### Data records

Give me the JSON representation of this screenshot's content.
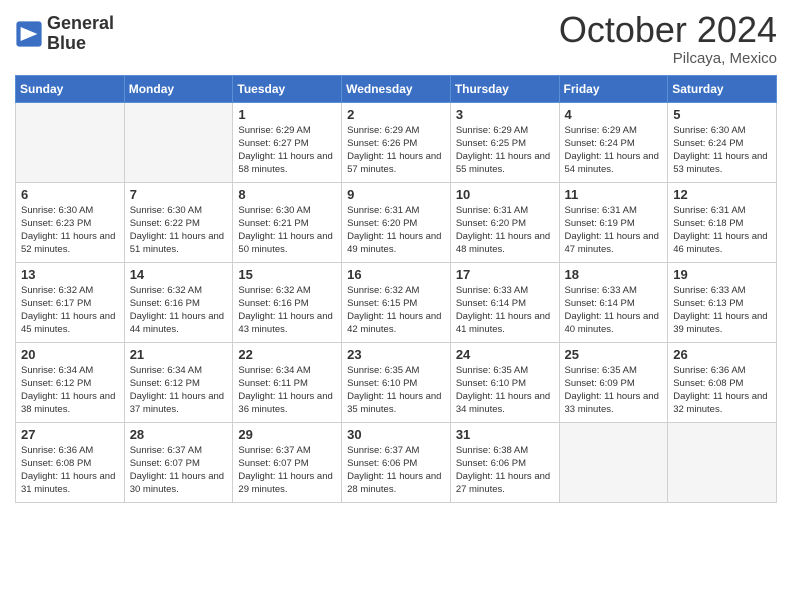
{
  "header": {
    "logo_line1": "General",
    "logo_line2": "Blue",
    "month": "October 2024",
    "location": "Pilcaya, Mexico"
  },
  "days_of_week": [
    "Sunday",
    "Monday",
    "Tuesday",
    "Wednesday",
    "Thursday",
    "Friday",
    "Saturday"
  ],
  "weeks": [
    [
      {
        "day": "",
        "info": ""
      },
      {
        "day": "",
        "info": ""
      },
      {
        "day": "1",
        "info": "Sunrise: 6:29 AM\nSunset: 6:27 PM\nDaylight: 11 hours and 58 minutes."
      },
      {
        "day": "2",
        "info": "Sunrise: 6:29 AM\nSunset: 6:26 PM\nDaylight: 11 hours and 57 minutes."
      },
      {
        "day": "3",
        "info": "Sunrise: 6:29 AM\nSunset: 6:25 PM\nDaylight: 11 hours and 55 minutes."
      },
      {
        "day": "4",
        "info": "Sunrise: 6:29 AM\nSunset: 6:24 PM\nDaylight: 11 hours and 54 minutes."
      },
      {
        "day": "5",
        "info": "Sunrise: 6:30 AM\nSunset: 6:24 PM\nDaylight: 11 hours and 53 minutes."
      }
    ],
    [
      {
        "day": "6",
        "info": "Sunrise: 6:30 AM\nSunset: 6:23 PM\nDaylight: 11 hours and 52 minutes."
      },
      {
        "day": "7",
        "info": "Sunrise: 6:30 AM\nSunset: 6:22 PM\nDaylight: 11 hours and 51 minutes."
      },
      {
        "day": "8",
        "info": "Sunrise: 6:30 AM\nSunset: 6:21 PM\nDaylight: 11 hours and 50 minutes."
      },
      {
        "day": "9",
        "info": "Sunrise: 6:31 AM\nSunset: 6:20 PM\nDaylight: 11 hours and 49 minutes."
      },
      {
        "day": "10",
        "info": "Sunrise: 6:31 AM\nSunset: 6:20 PM\nDaylight: 11 hours and 48 minutes."
      },
      {
        "day": "11",
        "info": "Sunrise: 6:31 AM\nSunset: 6:19 PM\nDaylight: 11 hours and 47 minutes."
      },
      {
        "day": "12",
        "info": "Sunrise: 6:31 AM\nSunset: 6:18 PM\nDaylight: 11 hours and 46 minutes."
      }
    ],
    [
      {
        "day": "13",
        "info": "Sunrise: 6:32 AM\nSunset: 6:17 PM\nDaylight: 11 hours and 45 minutes."
      },
      {
        "day": "14",
        "info": "Sunrise: 6:32 AM\nSunset: 6:16 PM\nDaylight: 11 hours and 44 minutes."
      },
      {
        "day": "15",
        "info": "Sunrise: 6:32 AM\nSunset: 6:16 PM\nDaylight: 11 hours and 43 minutes."
      },
      {
        "day": "16",
        "info": "Sunrise: 6:32 AM\nSunset: 6:15 PM\nDaylight: 11 hours and 42 minutes."
      },
      {
        "day": "17",
        "info": "Sunrise: 6:33 AM\nSunset: 6:14 PM\nDaylight: 11 hours and 41 minutes."
      },
      {
        "day": "18",
        "info": "Sunrise: 6:33 AM\nSunset: 6:14 PM\nDaylight: 11 hours and 40 minutes."
      },
      {
        "day": "19",
        "info": "Sunrise: 6:33 AM\nSunset: 6:13 PM\nDaylight: 11 hours and 39 minutes."
      }
    ],
    [
      {
        "day": "20",
        "info": "Sunrise: 6:34 AM\nSunset: 6:12 PM\nDaylight: 11 hours and 38 minutes."
      },
      {
        "day": "21",
        "info": "Sunrise: 6:34 AM\nSunset: 6:12 PM\nDaylight: 11 hours and 37 minutes."
      },
      {
        "day": "22",
        "info": "Sunrise: 6:34 AM\nSunset: 6:11 PM\nDaylight: 11 hours and 36 minutes."
      },
      {
        "day": "23",
        "info": "Sunrise: 6:35 AM\nSunset: 6:10 PM\nDaylight: 11 hours and 35 minutes."
      },
      {
        "day": "24",
        "info": "Sunrise: 6:35 AM\nSunset: 6:10 PM\nDaylight: 11 hours and 34 minutes."
      },
      {
        "day": "25",
        "info": "Sunrise: 6:35 AM\nSunset: 6:09 PM\nDaylight: 11 hours and 33 minutes."
      },
      {
        "day": "26",
        "info": "Sunrise: 6:36 AM\nSunset: 6:08 PM\nDaylight: 11 hours and 32 minutes."
      }
    ],
    [
      {
        "day": "27",
        "info": "Sunrise: 6:36 AM\nSunset: 6:08 PM\nDaylight: 11 hours and 31 minutes."
      },
      {
        "day": "28",
        "info": "Sunrise: 6:37 AM\nSunset: 6:07 PM\nDaylight: 11 hours and 30 minutes."
      },
      {
        "day": "29",
        "info": "Sunrise: 6:37 AM\nSunset: 6:07 PM\nDaylight: 11 hours and 29 minutes."
      },
      {
        "day": "30",
        "info": "Sunrise: 6:37 AM\nSunset: 6:06 PM\nDaylight: 11 hours and 28 minutes."
      },
      {
        "day": "31",
        "info": "Sunrise: 6:38 AM\nSunset: 6:06 PM\nDaylight: 11 hours and 27 minutes."
      },
      {
        "day": "",
        "info": ""
      },
      {
        "day": "",
        "info": ""
      }
    ]
  ]
}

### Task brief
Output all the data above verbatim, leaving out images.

### Response area
Give me the JSON representation of this screenshot's content.
{
  "header": {
    "logo_line1": "General",
    "logo_line2": "Blue",
    "month": "October 2024",
    "location": "Pilcaya, Mexico"
  },
  "days_of_week": [
    "Sunday",
    "Monday",
    "Tuesday",
    "Wednesday",
    "Thursday",
    "Friday",
    "Saturday"
  ],
  "weeks": [
    [
      {
        "day": "",
        "info": ""
      },
      {
        "day": "",
        "info": ""
      },
      {
        "day": "1",
        "info": "Sunrise: 6:29 AM\nSunset: 6:27 PM\nDaylight: 11 hours and 58 minutes."
      },
      {
        "day": "2",
        "info": "Sunrise: 6:29 AM\nSunset: 6:26 PM\nDaylight: 11 hours and 57 minutes."
      },
      {
        "day": "3",
        "info": "Sunrise: 6:29 AM\nSunset: 6:25 PM\nDaylight: 11 hours and 55 minutes."
      },
      {
        "day": "4",
        "info": "Sunrise: 6:29 AM\nSunset: 6:24 PM\nDaylight: 11 hours and 54 minutes."
      },
      {
        "day": "5",
        "info": "Sunrise: 6:30 AM\nSunset: 6:24 PM\nDaylight: 11 hours and 53 minutes."
      }
    ],
    [
      {
        "day": "6",
        "info": "Sunrise: 6:30 AM\nSunset: 6:23 PM\nDaylight: 11 hours and 52 minutes."
      },
      {
        "day": "7",
        "info": "Sunrise: 6:30 AM\nSunset: 6:22 PM\nDaylight: 11 hours and 51 minutes."
      },
      {
        "day": "8",
        "info": "Sunrise: 6:30 AM\nSunset: 6:21 PM\nDaylight: 11 hours and 50 minutes."
      },
      {
        "day": "9",
        "info": "Sunrise: 6:31 AM\nSunset: 6:20 PM\nDaylight: 11 hours and 49 minutes."
      },
      {
        "day": "10",
        "info": "Sunrise: 6:31 AM\nSunset: 6:20 PM\nDaylight: 11 hours and 48 minutes."
      },
      {
        "day": "11",
        "info": "Sunrise: 6:31 AM\nSunset: 6:19 PM\nDaylight: 11 hours and 47 minutes."
      },
      {
        "day": "12",
        "info": "Sunrise: 6:31 AM\nSunset: 6:18 PM\nDaylight: 11 hours and 46 minutes."
      }
    ],
    [
      {
        "day": "13",
        "info": "Sunrise: 6:32 AM\nSunset: 6:17 PM\nDaylight: 11 hours and 45 minutes."
      },
      {
        "day": "14",
        "info": "Sunrise: 6:32 AM\nSunset: 6:16 PM\nDaylight: 11 hours and 44 minutes."
      },
      {
        "day": "15",
        "info": "Sunrise: 6:32 AM\nSunset: 6:16 PM\nDaylight: 11 hours and 43 minutes."
      },
      {
        "day": "16",
        "info": "Sunrise: 6:32 AM\nSunset: 6:15 PM\nDaylight: 11 hours and 42 minutes."
      },
      {
        "day": "17",
        "info": "Sunrise: 6:33 AM\nSunset: 6:14 PM\nDaylight: 11 hours and 41 minutes."
      },
      {
        "day": "18",
        "info": "Sunrise: 6:33 AM\nSunset: 6:14 PM\nDaylight: 11 hours and 40 minutes."
      },
      {
        "day": "19",
        "info": "Sunrise: 6:33 AM\nSunset: 6:13 PM\nDaylight: 11 hours and 39 minutes."
      }
    ],
    [
      {
        "day": "20",
        "info": "Sunrise: 6:34 AM\nSunset: 6:12 PM\nDaylight: 11 hours and 38 minutes."
      },
      {
        "day": "21",
        "info": "Sunrise: 6:34 AM\nSunset: 6:12 PM\nDaylight: 11 hours and 37 minutes."
      },
      {
        "day": "22",
        "info": "Sunrise: 6:34 AM\nSunset: 6:11 PM\nDaylight: 11 hours and 36 minutes."
      },
      {
        "day": "23",
        "info": "Sunrise: 6:35 AM\nSunset: 6:10 PM\nDaylight: 11 hours and 35 minutes."
      },
      {
        "day": "24",
        "info": "Sunrise: 6:35 AM\nSunset: 6:10 PM\nDaylight: 11 hours and 34 minutes."
      },
      {
        "day": "25",
        "info": "Sunrise: 6:35 AM\nSunset: 6:09 PM\nDaylight: 11 hours and 33 minutes."
      },
      {
        "day": "26",
        "info": "Sunrise: 6:36 AM\nSunset: 6:08 PM\nDaylight: 11 hours and 32 minutes."
      }
    ],
    [
      {
        "day": "27",
        "info": "Sunrise: 6:36 AM\nSunset: 6:08 PM\nDaylight: 11 hours and 31 minutes."
      },
      {
        "day": "28",
        "info": "Sunrise: 6:37 AM\nSunset: 6:07 PM\nDaylight: 11 hours and 30 minutes."
      },
      {
        "day": "29",
        "info": "Sunrise: 6:37 AM\nSunset: 6:07 PM\nDaylight: 11 hours and 29 minutes."
      },
      {
        "day": "30",
        "info": "Sunrise: 6:37 AM\nSunset: 6:06 PM\nDaylight: 11 hours and 28 minutes."
      },
      {
        "day": "31",
        "info": "Sunrise: 6:38 AM\nSunset: 6:06 PM\nDaylight: 11 hours and 27 minutes."
      },
      {
        "day": "",
        "info": ""
      },
      {
        "day": "",
        "info": ""
      }
    ]
  ]
}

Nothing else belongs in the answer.